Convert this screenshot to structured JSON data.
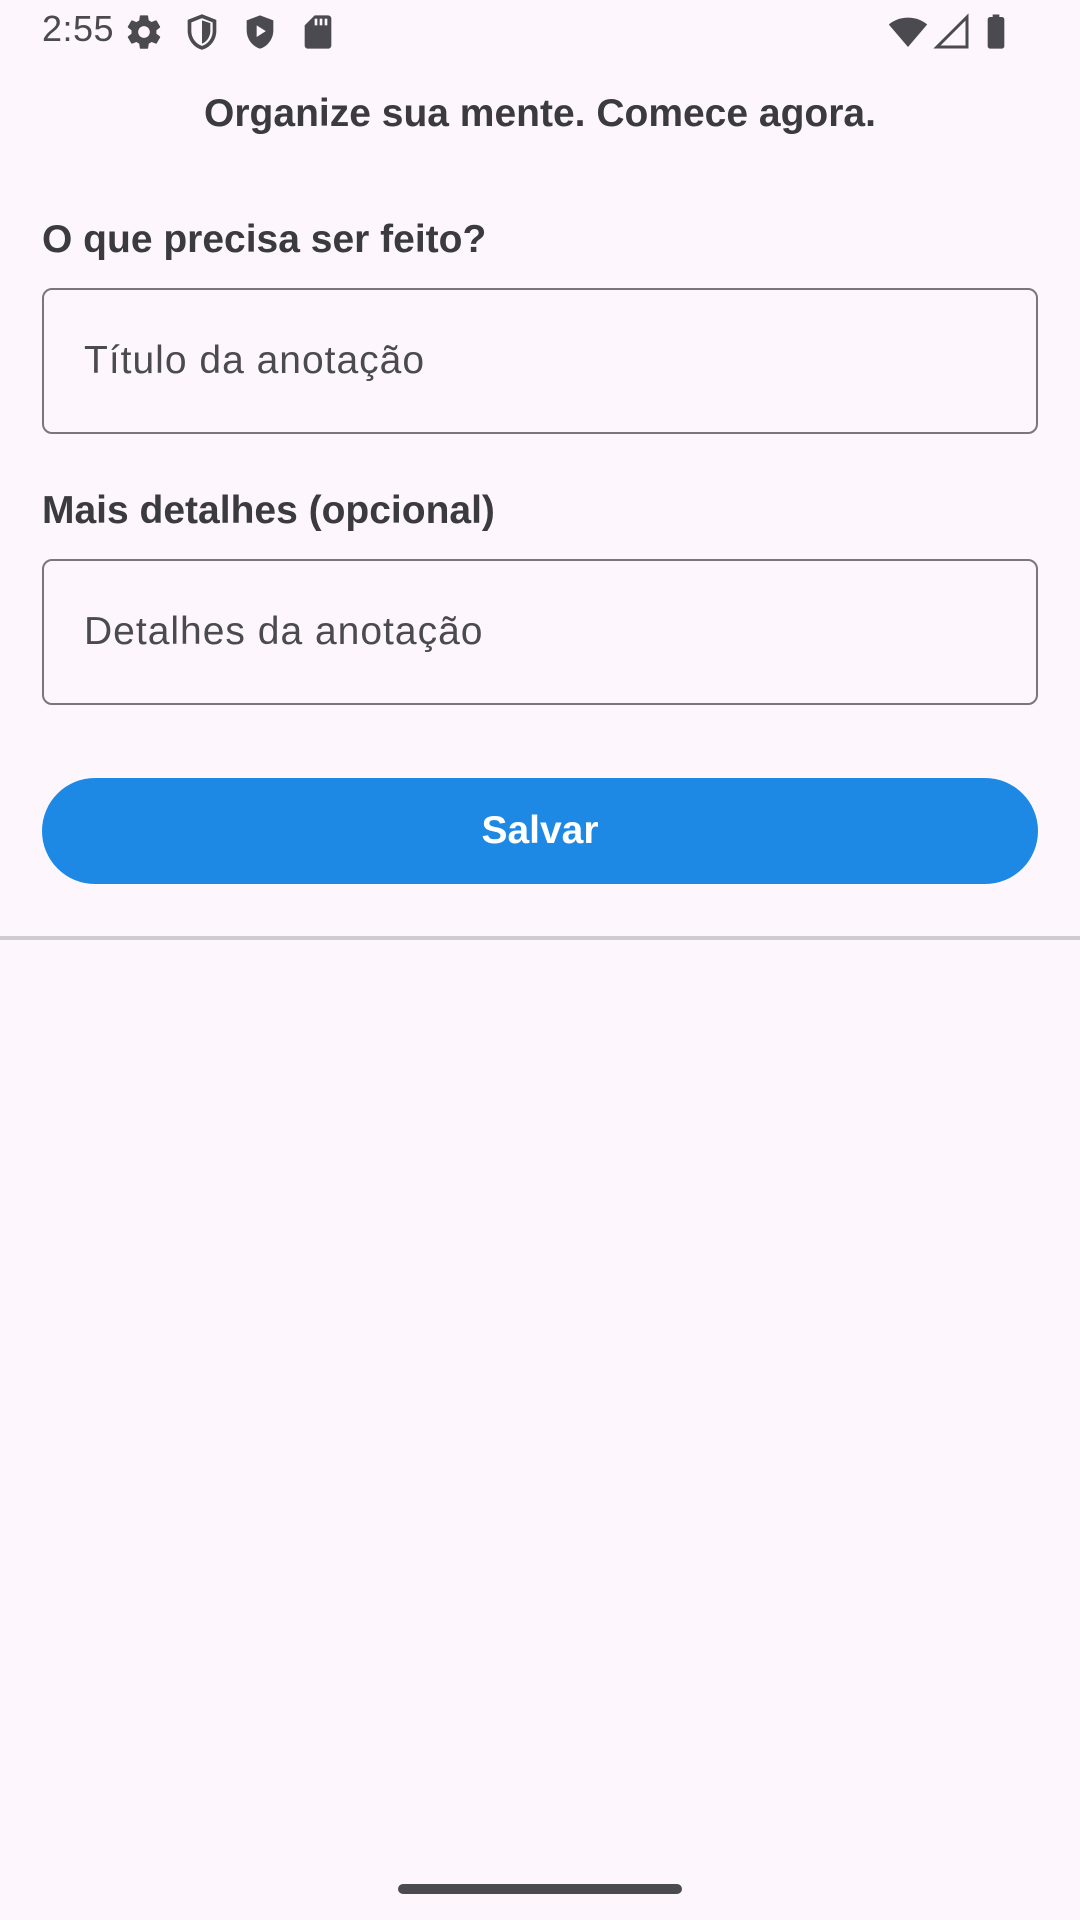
{
  "status_bar": {
    "time": "2:55",
    "left_icons": [
      "settings-icon",
      "shield-icon",
      "play-protect-icon",
      "sd-card-icon"
    ],
    "right_icons": [
      "wifi-icon",
      "cellular-signal-icon",
      "battery-icon"
    ]
  },
  "header": {
    "title": "Organize sua mente. Comece agora."
  },
  "form": {
    "title_label": "O que precisa ser feito?",
    "title_placeholder": "Título da anotação",
    "title_value": "",
    "details_label": "Mais detalhes (opcional)",
    "details_placeholder": "Detalhes da anotação",
    "details_value": "",
    "save_label": "Salvar"
  },
  "colors": {
    "background": "#FDF7FD",
    "accent": "#1E88E5",
    "text": "#3A3A40",
    "border": "#7A757F"
  }
}
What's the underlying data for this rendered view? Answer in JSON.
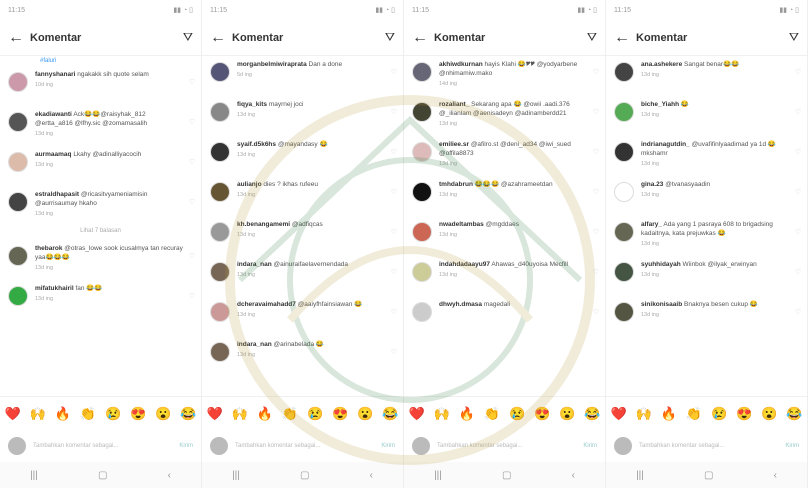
{
  "panels": [
    {
      "status_time": "11:15",
      "header_title": "Komentar",
      "top_fragment": "#faluri",
      "comments": [
        {
          "user": "fannyshanari",
          "text": "ngakakk sih quote selam",
          "meta": "10d ing",
          "color": "#c9a"
        },
        {
          "user": "ekadiawanti",
          "text": "Ack😂😂@raisyhak_812 @ertta_a816 @lfhy.sic @zomamasalih",
          "meta": "13d ing",
          "color": "#555"
        },
        {
          "user": "aurmaamaq",
          "text": "Lkahy @adinalliyacocih",
          "meta": "13d ing",
          "color": "#dba"
        },
        {
          "user": "estraldhapasit",
          "text": "@ricasitvyameniamisin @aurrisaumay hkaho",
          "meta": "13d ing",
          "color": "#444"
        },
        {
          "user": "thebarok",
          "text": "@otras_lowe sook icusalmya tan recuray yaa😂😂😂",
          "meta": "13d ing",
          "color": "#665"
        },
        {
          "user": "mifatukhairil",
          "text": "fan 😂😂",
          "meta": "13d ing",
          "color": "#3a4"
        }
      ],
      "more_label": "Lihat 7 balasan",
      "input_placeholder": "Tambahkan komentar sebagai...",
      "input_action": "Kirim"
    },
    {
      "status_time": "11:15",
      "header_title": "Komentar",
      "top_fragment": "",
      "comments": [
        {
          "user": "morganbelmiwiraprata",
          "text": "Dan a done",
          "meta": "5d ing",
          "color": "#557"
        },
        {
          "user": "fiqya_kits",
          "text": "mayrnej joci",
          "meta": "13d ing",
          "color": "#888"
        },
        {
          "user": "syaif.d5k6hs",
          "text": "@mayandasy 😂",
          "meta": "13d ing",
          "color": "#333"
        },
        {
          "user": "aulianjo",
          "text": "dies ? ikhas rufeeu",
          "meta": "13d ing",
          "color": "#653"
        },
        {
          "user": "kh.benangamemi",
          "text": "@adfiqcas",
          "meta": "13d ing",
          "color": "#999"
        },
        {
          "user": "indara_nan",
          "text": "@ainuraifaelavernendada",
          "meta": "13d ing",
          "color": "#765"
        },
        {
          "user": "dcheravaimahadd7",
          "text": "@aaiyfhfainsiawan 😂",
          "meta": "13d ing",
          "color": "#c99"
        },
        {
          "user": "indara_nan",
          "text": "@arinabelada 😂",
          "meta": "13d ing",
          "color": "#765"
        }
      ],
      "more_label": "",
      "input_placeholder": "Tambahkan komentar sebagai...",
      "input_action": "Kirim"
    },
    {
      "status_time": "11:15",
      "header_title": "Komentar",
      "top_fragment": "",
      "comments": [
        {
          "user": "akhiwdkurnan",
          "text": "hayis Klahi 😂🎔🎔 @yodyarbene @nhimamiw.mako",
          "meta": "14d ing",
          "color": "#667"
        },
        {
          "user": "rozaliant_",
          "text": "Sekarang apa 😂 @owii .aadi.376 @_ilianlam @aenisadeyn @adinamberdd21",
          "meta": "13d ing",
          "color": "#443"
        },
        {
          "user": "emiliee.sr",
          "text": "@afilro.st @deni_ad34 @iwi_sued @offila8873",
          "meta": "13d ing",
          "color": "#dbb"
        },
        {
          "user": "tmhdabrun",
          "text": "😂😂😂 @azahrameetdan",
          "meta": "13d ing",
          "color": "#111"
        },
        {
          "user": "nwadeltambas",
          "text": "@mgddaes",
          "meta": "13d ing",
          "color": "#c65"
        },
        {
          "user": "indahdadaayu97",
          "text": "Ahawas_d40uyoisa Mecfill",
          "meta": "13d ing",
          "color": "#cc9"
        },
        {
          "user": "dhwyh.dmasa",
          "text": "magedali",
          "meta": "",
          "color": "#ccc"
        }
      ],
      "more_label": "",
      "input_placeholder": "Tambahkan komentar sebagai...",
      "input_action": "Kirim"
    },
    {
      "status_time": "11:15",
      "header_title": "Komentar",
      "top_fragment": "",
      "comments": [
        {
          "user": "ana.ashekere",
          "text": "Sangat benar😂😂",
          "meta": "13d ing",
          "color": "#444"
        },
        {
          "user": "biche_Yiahh",
          "text": "😂",
          "meta": "13d ing",
          "color": "#5a5"
        },
        {
          "user": "indrianagutdin_",
          "text": "@uvafifinlyaadimad ya 1d 😂 mkshamr",
          "meta": "13d ing",
          "color": "#333"
        },
        {
          "user": "gina.23",
          "text": "@tvanasyaadin",
          "meta": "13d ing",
          "color": "#fff"
        },
        {
          "user": "alfary_",
          "text": "Ada yang 1 pasraya 608 to brigadsing kadaitnya, kata prejuwkas 😂",
          "meta": "13d ing",
          "color": "#665"
        },
        {
          "user": "syuhhidayah",
          "text": "Wiinbok @ilyak_erwinyan",
          "meta": "13d ing",
          "color": "#454"
        },
        {
          "user": "sinikonisaaib",
          "text": "Bnaknya besen cukup 😂",
          "meta": "13d ing",
          "color": "#554"
        }
      ],
      "more_label": "",
      "input_placeholder": "Tambahkan komentar sebagai...",
      "input_action": "Kirim"
    }
  ],
  "emoji_bar": [
    "❤️",
    "🙌",
    "🔥",
    "👏",
    "😢",
    "😍",
    "😮",
    "😂"
  ],
  "nav_icons": [
    "recent-apps-icon",
    "home-icon",
    "back-icon"
  ],
  "accent": "#3897f0"
}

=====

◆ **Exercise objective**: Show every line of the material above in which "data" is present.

◆ **Output of the exercise**:
Convert this screenshot to structured JSON data.
What's the underlying data for this rendered view? Answer in JSON.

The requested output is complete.